A dengue operational plan is being developed for source reduction and destruction much ahead of rainy season. It includes capacity building of the health workers in dengue management and outbreak response and to strengthen the cross border collaboration, both at the central and local level.

In addition, he said, they will strengthen the early warning system, case investigation and reporting system, strengthen collaboration and coordination with stakeholders for prevention and control of dengue outbreaks, and strengthen vector surveillance and reporting system.

“We will also develop structured advocacy and risk communication plan and activate National Health Rapid Response Team and allocate separate budget for dengue management and dengue outbreak response,” he added. If they do not come up with such plans and strategy for future, then it could be risky, he said.

Meanwhile, he said that with aggressive intervention by the District Health Rapid Response Team (DHRRT) with support from Phuentsholing Dungkhag, Thromde, schools, colleges and communities, dengue was successfully brought under control much ahead of ending the dengue season, which actually ends only towards end of November.
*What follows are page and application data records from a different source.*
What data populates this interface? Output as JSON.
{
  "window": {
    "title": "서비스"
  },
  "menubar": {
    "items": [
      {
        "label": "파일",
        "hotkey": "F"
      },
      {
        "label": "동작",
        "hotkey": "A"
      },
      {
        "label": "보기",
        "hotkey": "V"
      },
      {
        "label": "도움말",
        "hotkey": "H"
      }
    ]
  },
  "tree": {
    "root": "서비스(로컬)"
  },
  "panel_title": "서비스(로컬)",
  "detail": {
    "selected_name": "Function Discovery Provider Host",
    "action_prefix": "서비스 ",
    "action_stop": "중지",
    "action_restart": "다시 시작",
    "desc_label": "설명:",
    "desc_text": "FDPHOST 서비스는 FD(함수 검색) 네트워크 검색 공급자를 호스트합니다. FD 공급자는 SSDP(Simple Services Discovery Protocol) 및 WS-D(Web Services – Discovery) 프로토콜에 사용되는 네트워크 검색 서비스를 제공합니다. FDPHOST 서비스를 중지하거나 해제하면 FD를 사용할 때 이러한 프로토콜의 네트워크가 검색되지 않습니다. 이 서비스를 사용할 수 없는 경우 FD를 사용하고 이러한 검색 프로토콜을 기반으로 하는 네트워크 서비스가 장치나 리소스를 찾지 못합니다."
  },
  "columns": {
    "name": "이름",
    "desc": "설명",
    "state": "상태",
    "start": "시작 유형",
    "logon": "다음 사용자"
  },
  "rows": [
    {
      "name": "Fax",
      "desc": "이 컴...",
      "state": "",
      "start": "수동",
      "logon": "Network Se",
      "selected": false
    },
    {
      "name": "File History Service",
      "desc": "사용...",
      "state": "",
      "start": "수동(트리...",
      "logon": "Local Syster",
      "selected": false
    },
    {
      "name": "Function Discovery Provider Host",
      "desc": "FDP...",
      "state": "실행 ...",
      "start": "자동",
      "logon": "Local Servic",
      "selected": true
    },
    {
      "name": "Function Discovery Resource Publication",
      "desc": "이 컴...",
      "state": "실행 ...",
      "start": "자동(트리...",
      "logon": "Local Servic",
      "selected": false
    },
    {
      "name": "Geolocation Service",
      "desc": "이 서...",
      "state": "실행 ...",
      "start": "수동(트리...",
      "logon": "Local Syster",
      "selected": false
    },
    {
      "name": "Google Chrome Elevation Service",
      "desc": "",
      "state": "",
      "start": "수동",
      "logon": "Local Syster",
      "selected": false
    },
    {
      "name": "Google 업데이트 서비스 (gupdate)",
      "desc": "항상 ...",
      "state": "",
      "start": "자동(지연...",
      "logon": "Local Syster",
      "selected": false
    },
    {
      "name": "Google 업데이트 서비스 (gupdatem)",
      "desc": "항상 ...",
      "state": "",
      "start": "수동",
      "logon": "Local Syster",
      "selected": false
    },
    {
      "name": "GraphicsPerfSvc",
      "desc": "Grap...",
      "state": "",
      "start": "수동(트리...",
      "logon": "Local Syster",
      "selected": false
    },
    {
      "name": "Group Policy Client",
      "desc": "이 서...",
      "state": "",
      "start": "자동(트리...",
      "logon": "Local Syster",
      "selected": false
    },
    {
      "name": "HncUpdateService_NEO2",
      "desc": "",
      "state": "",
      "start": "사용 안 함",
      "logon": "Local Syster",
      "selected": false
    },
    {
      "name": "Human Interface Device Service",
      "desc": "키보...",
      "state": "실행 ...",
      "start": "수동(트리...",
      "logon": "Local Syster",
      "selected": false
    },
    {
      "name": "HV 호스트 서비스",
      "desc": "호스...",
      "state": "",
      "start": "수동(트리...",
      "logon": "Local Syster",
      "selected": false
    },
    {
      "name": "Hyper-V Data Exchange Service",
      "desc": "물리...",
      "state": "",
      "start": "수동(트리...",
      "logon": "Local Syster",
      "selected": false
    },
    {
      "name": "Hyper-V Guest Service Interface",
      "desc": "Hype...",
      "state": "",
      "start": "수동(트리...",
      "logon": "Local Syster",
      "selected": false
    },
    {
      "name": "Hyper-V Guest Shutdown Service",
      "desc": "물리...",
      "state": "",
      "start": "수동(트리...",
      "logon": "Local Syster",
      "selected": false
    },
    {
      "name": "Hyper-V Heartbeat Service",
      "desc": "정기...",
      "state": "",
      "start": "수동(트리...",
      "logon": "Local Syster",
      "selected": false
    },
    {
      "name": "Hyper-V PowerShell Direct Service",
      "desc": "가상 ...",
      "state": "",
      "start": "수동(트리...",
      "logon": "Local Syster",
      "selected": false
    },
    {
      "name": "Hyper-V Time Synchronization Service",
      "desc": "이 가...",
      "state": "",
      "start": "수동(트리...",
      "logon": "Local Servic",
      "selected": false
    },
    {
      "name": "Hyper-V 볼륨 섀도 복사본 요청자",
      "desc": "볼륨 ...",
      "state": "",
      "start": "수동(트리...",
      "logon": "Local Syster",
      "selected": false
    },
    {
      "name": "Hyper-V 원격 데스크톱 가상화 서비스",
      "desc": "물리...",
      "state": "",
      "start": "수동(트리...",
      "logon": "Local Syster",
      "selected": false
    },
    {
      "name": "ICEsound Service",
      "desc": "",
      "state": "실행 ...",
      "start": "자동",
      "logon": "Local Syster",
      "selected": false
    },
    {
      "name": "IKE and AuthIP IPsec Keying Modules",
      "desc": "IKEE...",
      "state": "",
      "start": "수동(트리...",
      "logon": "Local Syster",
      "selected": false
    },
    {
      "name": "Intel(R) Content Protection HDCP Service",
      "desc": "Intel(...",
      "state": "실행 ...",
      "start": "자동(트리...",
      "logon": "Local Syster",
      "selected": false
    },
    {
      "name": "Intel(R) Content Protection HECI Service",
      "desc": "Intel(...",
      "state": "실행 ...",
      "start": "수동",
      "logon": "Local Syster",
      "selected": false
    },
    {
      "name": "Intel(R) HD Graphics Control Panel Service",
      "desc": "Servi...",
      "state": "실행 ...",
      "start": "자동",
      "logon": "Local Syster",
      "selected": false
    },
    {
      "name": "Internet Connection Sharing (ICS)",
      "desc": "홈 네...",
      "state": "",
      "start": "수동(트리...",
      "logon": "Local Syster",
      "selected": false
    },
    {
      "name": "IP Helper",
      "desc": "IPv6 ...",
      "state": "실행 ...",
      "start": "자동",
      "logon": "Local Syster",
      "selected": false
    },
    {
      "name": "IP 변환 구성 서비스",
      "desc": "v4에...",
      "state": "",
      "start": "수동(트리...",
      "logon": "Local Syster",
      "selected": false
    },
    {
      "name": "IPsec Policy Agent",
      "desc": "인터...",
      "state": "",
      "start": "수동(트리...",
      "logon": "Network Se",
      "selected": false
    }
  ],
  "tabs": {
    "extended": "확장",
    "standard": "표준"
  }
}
DHRRT was inactivated from mid October after seeing the significant reduction in the number of cases. However, DHRRT and MoH are faced numerous challenges, like a cross border issues where 32 percent of the cases were from Jaigoan, India.

The other challenge they have faced is in terms of poor response on awareness and self protection by public and manpower capacity and staff constraint at the hospitals, he said.

He said, “As per the evidence of poor support and compliance by the public on awareness and advocacies from the surveillance report, 56 percent of respondents have empty containers, barrels, tyres with stagnant water in their surroundings, and 53 percent of the respondents do not use mosquito nets.”

In addition, he said that 65 percent do not use mosquito repellents, 88 percent of the respondents wear short pants and shirts with short sleeve, 56 percent of the respondents have flower pots in their balconies, and they are not aware about importance of inspecting those pots for mosquito larvae.

Of all, 35 percent of the dengue mosquitoes were seen breeding in the domestic refrigerator and barrel drums in the indoor survey and 58 percent and 16 percent of the dengue breeding places were tyres and flower pots respectively in the outdoor survey, he added.

Dengue fever is caused by any one of four types of dengue viruses spread by Aedes aegypti mosquitoes that thrive in and near human lodgings.

Check Also

The Ministry of Health plans to hire foreign nurses to address JDWNRH attrition and prevent total burnout

The nurses at the Jigme Dorji Wangchuck National Referral Hospital (JDWNRH) are set to benefit …

Leave a Reply

Your email address will not be published. Required fields are marked *